━━━━━ Records for the exercise ━━━━━

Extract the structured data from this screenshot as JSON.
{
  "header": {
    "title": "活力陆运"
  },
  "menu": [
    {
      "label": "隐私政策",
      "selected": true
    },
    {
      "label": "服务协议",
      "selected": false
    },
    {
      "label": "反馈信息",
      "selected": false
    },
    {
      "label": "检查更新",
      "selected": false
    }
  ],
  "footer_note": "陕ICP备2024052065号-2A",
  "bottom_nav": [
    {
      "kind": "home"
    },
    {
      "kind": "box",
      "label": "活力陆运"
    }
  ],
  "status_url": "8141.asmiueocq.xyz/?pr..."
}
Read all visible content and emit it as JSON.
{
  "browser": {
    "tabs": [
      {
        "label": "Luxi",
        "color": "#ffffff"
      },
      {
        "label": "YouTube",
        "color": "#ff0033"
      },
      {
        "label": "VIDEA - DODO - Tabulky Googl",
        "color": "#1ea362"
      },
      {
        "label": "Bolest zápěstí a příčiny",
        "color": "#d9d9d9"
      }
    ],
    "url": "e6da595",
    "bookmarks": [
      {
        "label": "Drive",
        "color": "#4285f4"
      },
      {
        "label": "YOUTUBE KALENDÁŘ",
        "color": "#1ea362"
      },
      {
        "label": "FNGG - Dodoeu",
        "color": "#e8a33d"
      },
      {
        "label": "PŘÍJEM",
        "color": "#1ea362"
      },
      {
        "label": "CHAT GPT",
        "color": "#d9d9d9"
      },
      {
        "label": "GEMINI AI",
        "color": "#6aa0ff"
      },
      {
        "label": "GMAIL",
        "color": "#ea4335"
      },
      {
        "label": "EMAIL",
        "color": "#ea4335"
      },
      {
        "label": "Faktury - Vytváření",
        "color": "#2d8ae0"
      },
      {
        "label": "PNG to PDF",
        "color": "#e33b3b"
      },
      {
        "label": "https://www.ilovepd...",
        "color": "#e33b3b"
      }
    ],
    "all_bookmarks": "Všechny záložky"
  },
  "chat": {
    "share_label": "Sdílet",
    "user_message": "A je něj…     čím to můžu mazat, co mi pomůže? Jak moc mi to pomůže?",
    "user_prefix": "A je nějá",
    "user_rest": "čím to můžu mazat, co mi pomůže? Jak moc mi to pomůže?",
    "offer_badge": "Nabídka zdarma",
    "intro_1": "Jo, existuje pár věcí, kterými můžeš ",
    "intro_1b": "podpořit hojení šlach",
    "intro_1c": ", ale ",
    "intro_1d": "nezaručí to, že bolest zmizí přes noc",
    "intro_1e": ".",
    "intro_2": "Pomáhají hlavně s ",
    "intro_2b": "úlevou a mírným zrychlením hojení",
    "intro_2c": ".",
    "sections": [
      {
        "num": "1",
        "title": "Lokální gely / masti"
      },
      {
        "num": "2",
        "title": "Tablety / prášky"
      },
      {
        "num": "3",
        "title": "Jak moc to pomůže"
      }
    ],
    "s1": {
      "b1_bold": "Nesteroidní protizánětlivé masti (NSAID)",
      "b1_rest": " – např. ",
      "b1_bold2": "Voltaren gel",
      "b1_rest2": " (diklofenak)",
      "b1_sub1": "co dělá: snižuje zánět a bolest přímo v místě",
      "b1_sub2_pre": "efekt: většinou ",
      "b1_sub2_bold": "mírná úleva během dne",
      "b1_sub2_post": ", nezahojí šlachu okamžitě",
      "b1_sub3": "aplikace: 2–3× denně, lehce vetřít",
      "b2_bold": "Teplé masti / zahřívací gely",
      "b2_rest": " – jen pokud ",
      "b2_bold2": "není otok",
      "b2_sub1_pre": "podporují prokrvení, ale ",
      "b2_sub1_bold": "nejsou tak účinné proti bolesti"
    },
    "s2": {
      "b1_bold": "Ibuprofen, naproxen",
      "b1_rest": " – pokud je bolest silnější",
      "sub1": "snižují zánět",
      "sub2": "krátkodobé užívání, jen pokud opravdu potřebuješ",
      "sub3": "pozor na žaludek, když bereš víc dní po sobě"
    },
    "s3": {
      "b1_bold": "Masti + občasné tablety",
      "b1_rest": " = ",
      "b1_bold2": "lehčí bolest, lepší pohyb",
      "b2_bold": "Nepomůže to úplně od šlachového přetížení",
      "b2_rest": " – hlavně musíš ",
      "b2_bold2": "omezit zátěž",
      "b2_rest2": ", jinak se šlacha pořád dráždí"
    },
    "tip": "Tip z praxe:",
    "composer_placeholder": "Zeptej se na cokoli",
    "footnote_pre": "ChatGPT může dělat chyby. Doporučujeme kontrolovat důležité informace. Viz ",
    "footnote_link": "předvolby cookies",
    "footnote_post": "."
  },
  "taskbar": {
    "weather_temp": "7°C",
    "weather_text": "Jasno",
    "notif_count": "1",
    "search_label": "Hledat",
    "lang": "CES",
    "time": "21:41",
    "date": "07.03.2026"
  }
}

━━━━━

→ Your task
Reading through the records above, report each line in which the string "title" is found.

→ Output for this exercise
    "title": "活力陆运"
        "title": "Lokální gely / masti"
        "title": "Tablety / prášky"
        "title": "Jak moc to pomůže"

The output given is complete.